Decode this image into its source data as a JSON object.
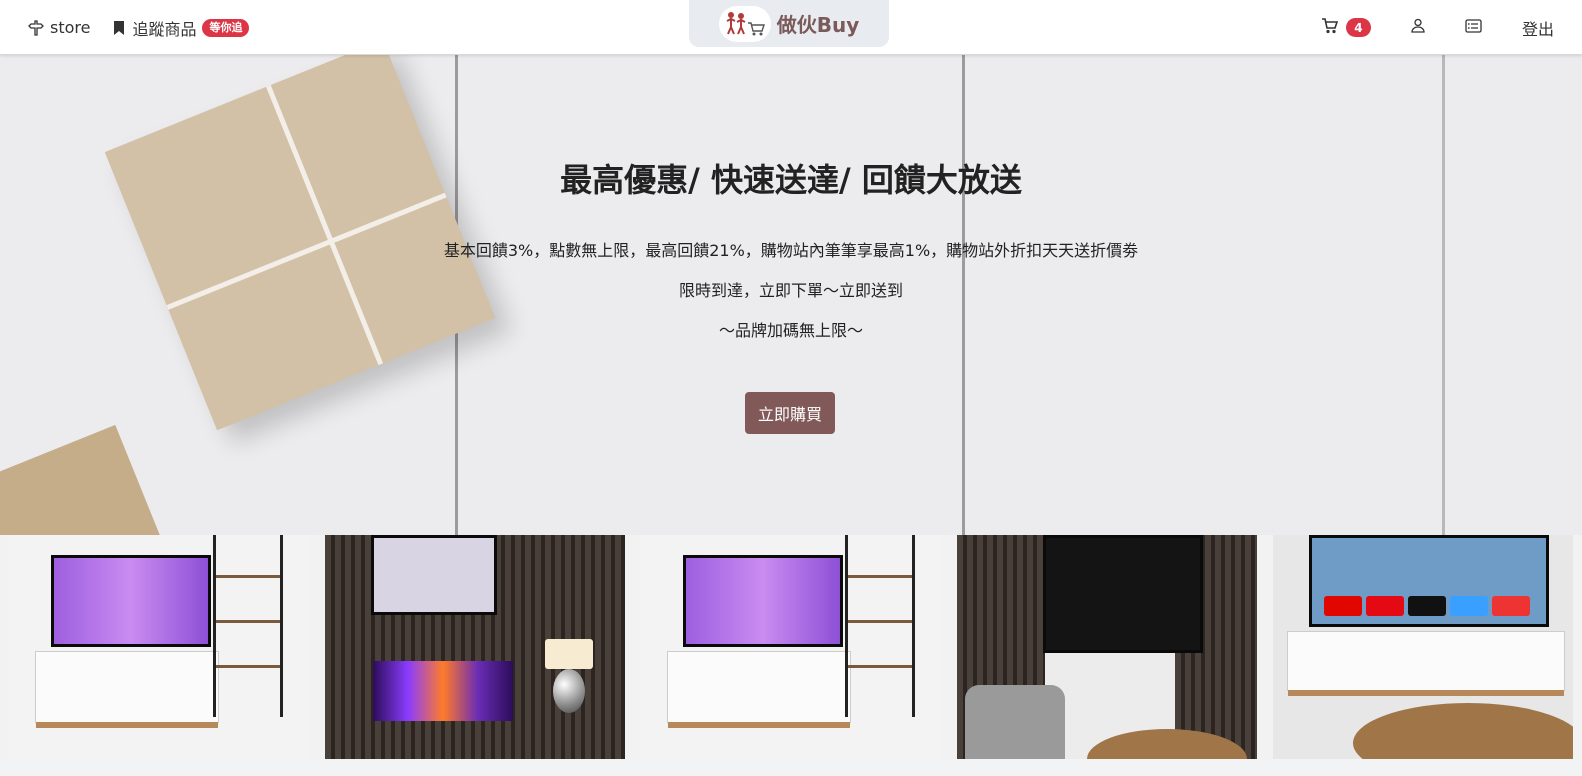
{
  "nav": {
    "store_label": "store",
    "track_label": "追蹤商品",
    "track_badge": "等你追",
    "brand_name": "做伙Buy",
    "cart_count": "4",
    "logout_label": "登出"
  },
  "icons": {
    "store": "signpost-icon",
    "track": "bookmark-icon",
    "cart": "cart-icon",
    "user": "person-icon",
    "orders": "card-list-icon",
    "brand": "family-cart-logo"
  },
  "hero": {
    "title": "最高優惠/ 快速送達/ 回饋大放送",
    "line1": "基本回饋3%，點數無上限，最高回饋21%，購物站內筆筆享最高1%，購物站外折扣天天送折價劵",
    "line2": "限時到達，立即下單～立即送到",
    "line3": "～品牌加碼無上限～",
    "cta_label": "立即購買"
  },
  "colors": {
    "accent": "#825959",
    "badge": "#dc3545",
    "brand_text": "#7b5a5a"
  }
}
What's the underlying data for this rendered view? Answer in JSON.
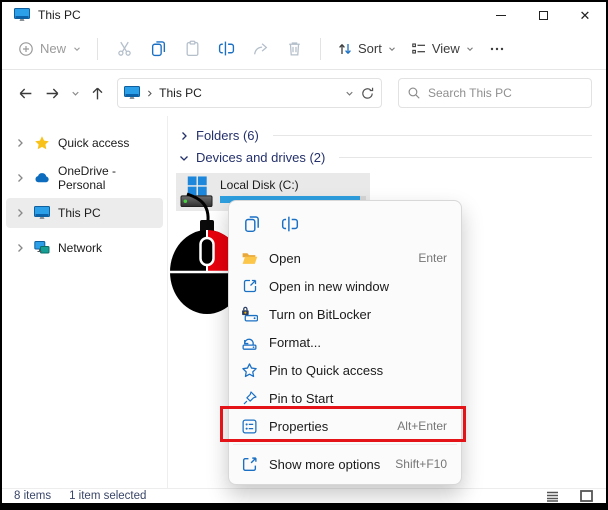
{
  "titlebar": {
    "title": "This PC"
  },
  "toolbar": {
    "new": "New",
    "sort": "Sort",
    "view": "View",
    "icons": [
      "plus-circle-icon",
      "cut-icon",
      "copy-icon",
      "paste-icon",
      "rename-icon",
      "share-icon",
      "delete-icon",
      "sort-arrows-icon",
      "view-list-icon",
      "more-ellipsis-icon"
    ]
  },
  "navbar": {
    "location": "This PC",
    "search_placeholder": "Search This PC",
    "icons": [
      "back-arrow-icon",
      "forward-arrow-icon",
      "recent-chevron-icon",
      "up-arrow-icon",
      "monitor-icon",
      "refresh-icon",
      "search-icon"
    ]
  },
  "sidebar": {
    "items": [
      {
        "label": "Quick access",
        "icon": "star-icon"
      },
      {
        "label": "OneDrive - Personal",
        "icon": "cloud-icon"
      },
      {
        "label": "This PC",
        "icon": "monitor-icon",
        "selected": true
      },
      {
        "label": "Network",
        "icon": "network-icon"
      }
    ]
  },
  "content": {
    "group_folders": "Folders (6)",
    "group_devices": "Devices and drives (2)",
    "drive_name": "Local Disk (C:)",
    "drive_icon": "windows-drive-icon"
  },
  "context_menu": {
    "quick_icons": [
      "copy-icon",
      "rename-icon"
    ],
    "items": [
      {
        "label": "Open",
        "shortcut": "Enter",
        "icon": "folder-open-icon"
      },
      {
        "label": "Open in new window",
        "shortcut": "",
        "icon": "open-new-window-icon"
      },
      {
        "label": "Turn on BitLocker",
        "shortcut": "",
        "icon": "bitlocker-lock-icon"
      },
      {
        "label": "Format...",
        "shortcut": "",
        "icon": "format-drive-icon"
      },
      {
        "label": "Pin to Quick access",
        "shortcut": "",
        "icon": "star-outline-icon"
      },
      {
        "label": "Pin to Start",
        "shortcut": "",
        "icon": "pin-icon"
      },
      {
        "label": "Properties",
        "shortcut": "Alt+Enter",
        "icon": "properties-icon",
        "highlighted": true
      },
      {
        "label": "Show more options",
        "shortcut": "Shift+F10",
        "icon": "show-more-icon"
      }
    ]
  },
  "statusbar": {
    "items": "8 items",
    "selection": "1 item selected"
  },
  "colors": {
    "accent_blue": "#1b70c4",
    "disabled_gray": "#b4bfca",
    "header_navy": "#24316b",
    "usage_bar_blue": "#2e9fdf",
    "annotation_red": "#e31317",
    "selection_gray": "#e9e9e9"
  }
}
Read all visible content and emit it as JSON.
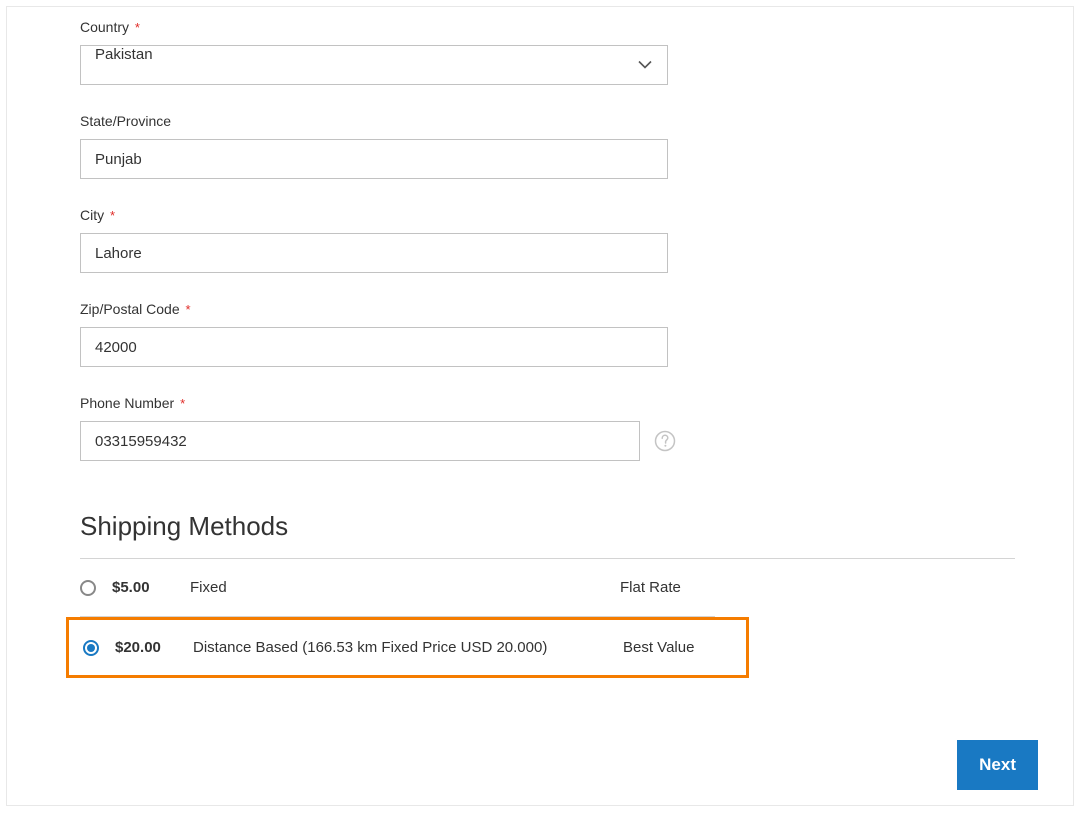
{
  "fields": {
    "country": {
      "label": "Country",
      "required": true,
      "value": "Pakistan"
    },
    "state": {
      "label": "State/Province",
      "required": false,
      "value": "Punjab"
    },
    "city": {
      "label": "City",
      "required": true,
      "value": "Lahore"
    },
    "zip": {
      "label": "Zip/Postal Code",
      "required": true,
      "value": "42000"
    },
    "phone": {
      "label": "Phone Number",
      "required": true,
      "value": "03315959432"
    }
  },
  "shipping": {
    "title": "Shipping Methods",
    "methods": [
      {
        "price": "$5.00",
        "method": "Fixed",
        "carrier": "Flat Rate",
        "selected": false
      },
      {
        "price": "$20.00",
        "method": "Distance Based (166.53 km Fixed Price USD 20.000)",
        "carrier": "Best Value",
        "selected": true
      }
    ]
  },
  "buttons": {
    "next": "Next"
  },
  "required_mark": "*"
}
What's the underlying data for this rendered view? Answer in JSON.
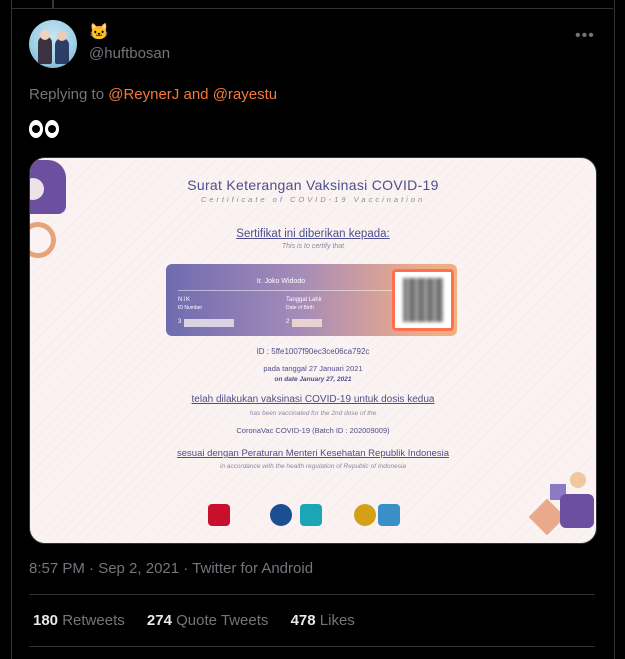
{
  "tweet": {
    "display_name_emoji": "🐱",
    "handle": "@huftbosan",
    "more_icon": "more-horizontal-icon",
    "replying_prefix": "Replying to",
    "reply_mention_1": "@ReynerJ",
    "reply_and": "and",
    "reply_mention_2": "@rayestu",
    "text": "👀",
    "timestamp": "8:57 PM · Sep 2, 2021 · Twitter for Android",
    "retweets_count": "180",
    "retweets_label": "Retweets",
    "quote_count": "274",
    "quote_label": "Quote Tweets",
    "likes_count": "478",
    "likes_label": "Likes"
  },
  "certificate": {
    "title": "Surat Keterangan Vaksinasi COVID-19",
    "subtitle": "Certificate of COVID-19 Vaccination",
    "given_to": "Sertifikat ini diberikan kepada:",
    "certify": "This is to certify that",
    "name": "Ir. Joko Widodo",
    "nik_label": "NIK",
    "nik_sub": "ID Number",
    "nik_value_prefix": "3",
    "dob_label": "Tanggal Lahir",
    "dob_sub": "Date of Birth",
    "dob_value_prefix": "2",
    "id_line": "ID : 5ffe1007f90ec3ce06ca792c",
    "date_id": "pada tanggal 27 Januari 2021",
    "date_en": "on date January 27, 2021",
    "vacc_id": "telah dilakukan vaksinasi COVID-19 untuk dosis kedua",
    "vacc_en": "has been vaccinated for the 2nd dose of the",
    "batch": "CoronaVac COVID-19 (Batch ID : 202009009)",
    "reg_id": "sesuai dengan Peraturan Menteri Kesehatan Republik Indonesia",
    "reg_en": "in accordance with the health regulation of Republic of Indonesia"
  },
  "colors": {
    "accent": "#f4793a",
    "muted": "#71767b",
    "cert_text": "#4d4f8c"
  }
}
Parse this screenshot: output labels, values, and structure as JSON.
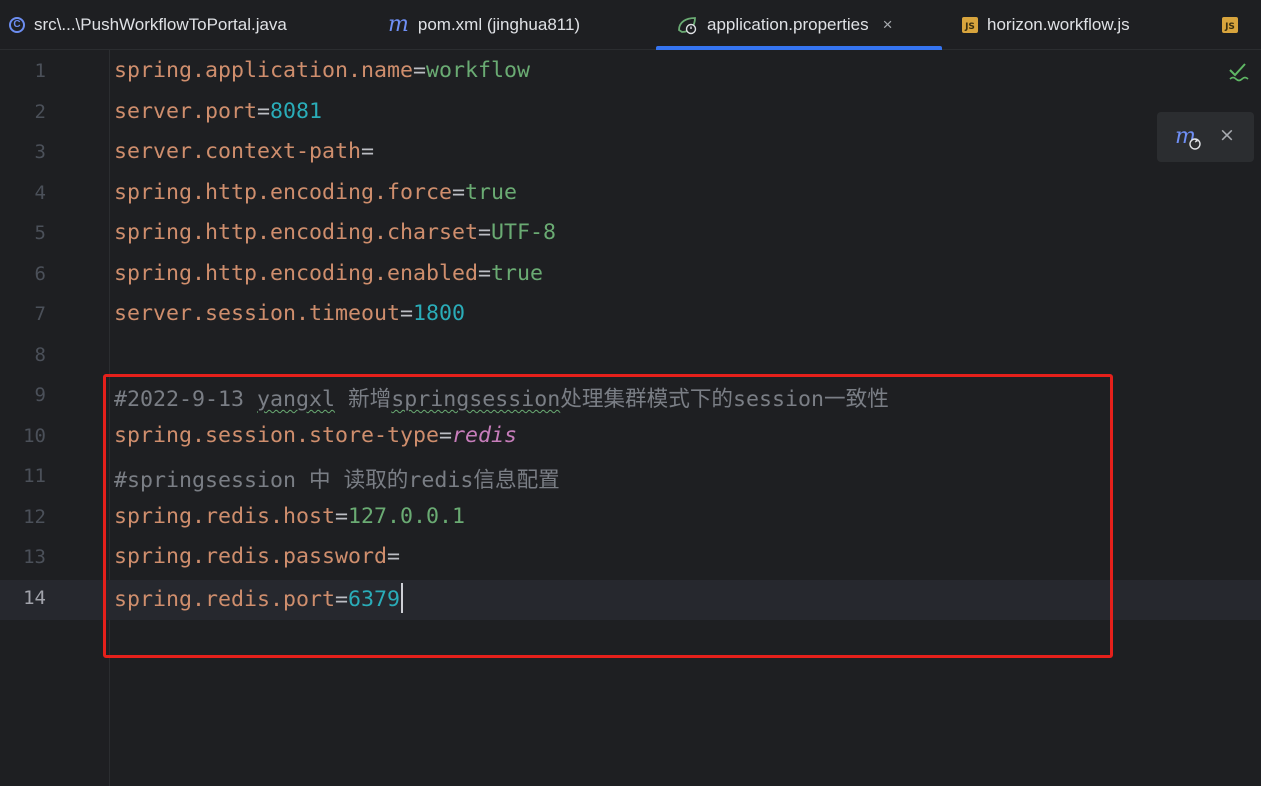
{
  "tabs": [
    {
      "label": "src\\...\\PushWorkflowToPortal.java",
      "icon": "java-class-icon"
    },
    {
      "label": "pom.xml (jinghua811)",
      "icon": "maven-icon"
    },
    {
      "label": "application.properties",
      "icon": "spring-properties-icon",
      "active": true,
      "close": "×"
    },
    {
      "label": "horizon.workflow.js",
      "icon": "javascript-icon"
    }
  ],
  "js_badge": "JS",
  "class_badge": "C",
  "maven_popup": {
    "close": "×"
  },
  "editor": {
    "line_numbers": [
      "1",
      "2",
      "3",
      "4",
      "5",
      "6",
      "7",
      "8",
      "9",
      "10",
      "11",
      "12",
      "13",
      "14"
    ],
    "current_line": 14,
    "lines": [
      {
        "key": "spring.application.name",
        "eq": "=",
        "value": "workflow",
        "kind": "string"
      },
      {
        "key": "server.port",
        "eq": "=",
        "value": "8081",
        "kind": "number"
      },
      {
        "key": "server.context-path",
        "eq": "=",
        "value": "",
        "kind": "string"
      },
      {
        "key": "spring.http.encoding.force",
        "eq": "=",
        "value": "true",
        "kind": "string"
      },
      {
        "key": "spring.http.encoding.charset",
        "eq": "=",
        "value": "UTF-8",
        "kind": "string"
      },
      {
        "key": "spring.http.encoding.enabled",
        "eq": "=",
        "value": "true",
        "kind": "string"
      },
      {
        "key": "server.session.timeout",
        "eq": "=",
        "value": "1800",
        "kind": "number"
      },
      {
        "empty": true
      },
      {
        "comment_parts": [
          "#2022-9-13 ",
          "yangxl",
          " 新增",
          "springsession",
          "处理集群模式下的session一致性"
        ]
      },
      {
        "key": "spring.session.store-type",
        "eq": "=",
        "value": "redis",
        "kind": "italic"
      },
      {
        "comment": "#springsession 中 读取的redis信息配置"
      },
      {
        "key": "spring.redis.host",
        "eq": "=",
        "value": "127.0.0.1",
        "kind": "string"
      },
      {
        "key": "spring.redis.password",
        "eq": "=",
        "value": "",
        "kind": "string"
      },
      {
        "key": "spring.redis.port",
        "eq": "=",
        "value": "6379",
        "kind": "number"
      }
    ]
  },
  "colors": {
    "background": "#1e1f22",
    "key": "#cf8e6d",
    "string_value": "#6aab73",
    "number_value": "#2aacb8",
    "comment": "#7a7e85",
    "active_tab_underline": "#3574f0",
    "highlight_box": "#e5201b"
  }
}
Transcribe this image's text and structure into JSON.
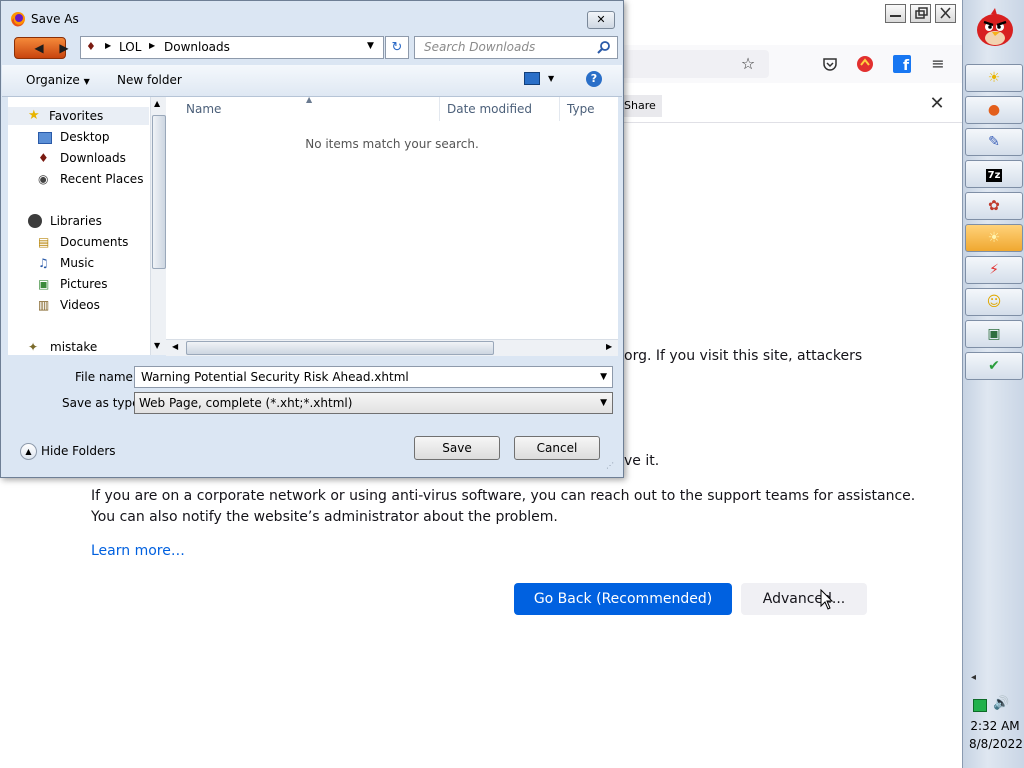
{
  "browser": {
    "share_label": "Share",
    "body_line1_tail": "org. If you visit this site, attackers",
    "body_line2_tail": "ve it.",
    "corporate_line1": "If you are on a corporate network or using anti-virus software, you can reach out to the support teams for assistance.",
    "corporate_line2": "You can also notify the website’s administrator about the problem.",
    "learn_more": "Learn more…",
    "go_back_label": "Go Back (Recommended)",
    "advanced_label": "Advanced..."
  },
  "dialog": {
    "title": "Save As",
    "path": [
      "LOL",
      "Downloads"
    ],
    "search_placeholder": "Search Downloads",
    "organize_label": "Organize",
    "new_folder_label": "New folder",
    "nav": {
      "favorites": "Favorites",
      "desktop": "Desktop",
      "downloads": "Downloads",
      "recent_places": "Recent Places",
      "libraries": "Libraries",
      "documents": "Documents",
      "music": "Music",
      "pictures": "Pictures",
      "videos": "Videos",
      "mistake": "mistake"
    },
    "columns": [
      "Name",
      "Date modified",
      "Type"
    ],
    "empty_message": "No items match your search.",
    "file_name_label": "File name:",
    "file_name_value": "Warning Potential Security Risk Ahead.xhtml",
    "save_type_label": "Save as type:",
    "save_type_value": "Web Page, complete (*.xht;*.xhtml)",
    "hide_folders_label": "Hide Folders",
    "save_label": "Save",
    "cancel_label": "Cancel"
  },
  "tray": {
    "time": "2:32 AM",
    "date": "8/8/2022"
  },
  "icons": {
    "dock": [
      "angry-bird-icon",
      "sun-app-icon",
      "firefox-icon",
      "vector-app-icon",
      "7zip-icon",
      "paint-app-icon",
      "sun-active-icon",
      "flash-icon",
      "smiley-icon",
      "monitor-icon",
      "shield-icon"
    ]
  }
}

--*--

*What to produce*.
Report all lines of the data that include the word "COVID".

*Exercise answer*.
    "title": "Surat Keterangan Vaksinasi COVID-19",
    "subtitle": "Certificate of COVID-19 Vaccination",
    "vacc_id": "telah dilakukan vaksinasi COVID-19 untuk dosis kedua",
    "batch": "CoronaVac COVID-19 (Batch ID : 202009009)",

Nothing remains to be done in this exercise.